TASK DESCRIPTION →
Could you give back every record below exactly, leaving out the pictures?

Records excerpted from a collection
**********

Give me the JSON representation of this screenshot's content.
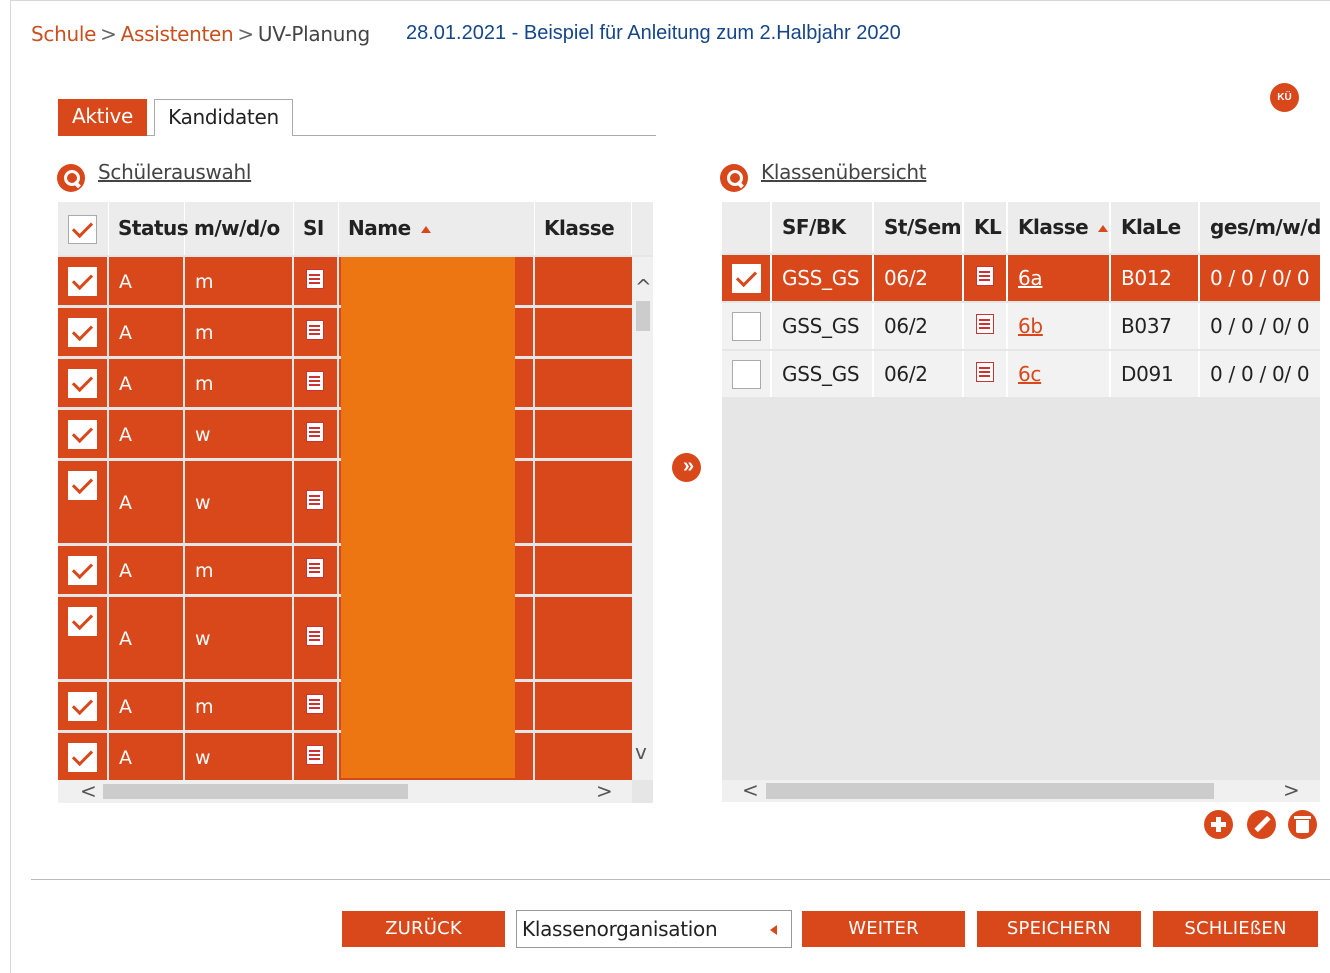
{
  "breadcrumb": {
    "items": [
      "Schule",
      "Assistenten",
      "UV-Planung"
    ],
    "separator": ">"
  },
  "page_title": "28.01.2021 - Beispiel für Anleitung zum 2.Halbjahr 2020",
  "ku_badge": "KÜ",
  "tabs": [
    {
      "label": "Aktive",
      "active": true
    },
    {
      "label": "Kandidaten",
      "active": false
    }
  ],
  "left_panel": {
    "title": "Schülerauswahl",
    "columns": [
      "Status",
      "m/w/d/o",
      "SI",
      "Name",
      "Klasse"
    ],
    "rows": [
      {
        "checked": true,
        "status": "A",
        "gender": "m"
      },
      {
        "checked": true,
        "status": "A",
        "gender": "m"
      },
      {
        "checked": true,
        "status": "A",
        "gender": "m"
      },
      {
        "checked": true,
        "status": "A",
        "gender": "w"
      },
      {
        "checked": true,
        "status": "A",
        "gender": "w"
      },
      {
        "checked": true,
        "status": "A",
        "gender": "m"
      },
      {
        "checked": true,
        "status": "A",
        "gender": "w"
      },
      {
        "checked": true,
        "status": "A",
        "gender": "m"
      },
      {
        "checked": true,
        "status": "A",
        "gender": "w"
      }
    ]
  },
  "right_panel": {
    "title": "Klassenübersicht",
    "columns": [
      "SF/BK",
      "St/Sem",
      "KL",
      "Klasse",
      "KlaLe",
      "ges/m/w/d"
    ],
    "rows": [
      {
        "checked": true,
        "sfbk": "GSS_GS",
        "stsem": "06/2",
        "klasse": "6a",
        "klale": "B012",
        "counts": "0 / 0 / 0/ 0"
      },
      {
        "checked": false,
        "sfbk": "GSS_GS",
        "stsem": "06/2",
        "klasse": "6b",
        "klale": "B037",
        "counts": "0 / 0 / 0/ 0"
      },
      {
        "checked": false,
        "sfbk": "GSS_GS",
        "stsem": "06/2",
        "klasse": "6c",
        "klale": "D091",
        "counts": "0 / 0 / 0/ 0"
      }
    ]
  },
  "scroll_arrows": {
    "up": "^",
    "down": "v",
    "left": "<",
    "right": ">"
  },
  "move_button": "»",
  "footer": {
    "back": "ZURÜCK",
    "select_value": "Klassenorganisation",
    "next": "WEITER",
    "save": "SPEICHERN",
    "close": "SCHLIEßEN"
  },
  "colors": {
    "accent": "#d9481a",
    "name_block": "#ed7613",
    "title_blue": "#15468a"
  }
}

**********

SOLUTION TO THE EXERCISE →
Give me the JSON representation of this screenshot's content.
{
  "breadcrumb": {
    "items": [
      "Schule",
      "Assistenten",
      "UV-Planung"
    ],
    "separator": ">"
  },
  "page_title": "28.01.2021 - Beispiel für Anleitung zum 2.Halbjahr 2020",
  "ku_badge": "KÜ",
  "tabs": [
    {
      "label": "Aktive",
      "active": true
    },
    {
      "label": "Kandidaten",
      "active": false
    }
  ],
  "left_panel": {
    "title": "Schülerauswahl",
    "columns": [
      "Status",
      "m/w/d/o",
      "SI",
      "Name",
      "Klasse"
    ],
    "rows": [
      {
        "checked": true,
        "status": "A",
        "gender": "m"
      },
      {
        "checked": true,
        "status": "A",
        "gender": "m"
      },
      {
        "checked": true,
        "status": "A",
        "gender": "m"
      },
      {
        "checked": true,
        "status": "A",
        "gender": "w"
      },
      {
        "checked": true,
        "status": "A",
        "gender": "w"
      },
      {
        "checked": true,
        "status": "A",
        "gender": "m"
      },
      {
        "checked": true,
        "status": "A",
        "gender": "w"
      },
      {
        "checked": true,
        "status": "A",
        "gender": "m"
      },
      {
        "checked": true,
        "status": "A",
        "gender": "w"
      }
    ]
  },
  "right_panel": {
    "title": "Klassenübersicht",
    "columns": [
      "SF/BK",
      "St/Sem",
      "KL",
      "Klasse",
      "KlaLe",
      "ges/m/w/d"
    ],
    "rows": [
      {
        "checked": true,
        "sfbk": "GSS_GS",
        "stsem": "06/2",
        "klasse": "6a",
        "klale": "B012",
        "counts": "0 / 0 / 0/ 0"
      },
      {
        "checked": false,
        "sfbk": "GSS_GS",
        "stsem": "06/2",
        "klasse": "6b",
        "klale": "B037",
        "counts": "0 / 0 / 0/ 0"
      },
      {
        "checked": false,
        "sfbk": "GSS_GS",
        "stsem": "06/2",
        "klasse": "6c",
        "klale": "D091",
        "counts": "0 / 0 / 0/ 0"
      }
    ]
  },
  "scroll_arrows": {
    "up": "^",
    "down": "v",
    "left": "<",
    "right": ">"
  },
  "move_button": "»",
  "footer": {
    "back": "ZURÜCK",
    "select_value": "Klassenorganisation",
    "next": "WEITER",
    "save": "SPEICHERN",
    "close": "SCHLIEßEN"
  },
  "colors": {
    "accent": "#d9481a",
    "name_block": "#ed7613",
    "title_blue": "#15468a"
  }
}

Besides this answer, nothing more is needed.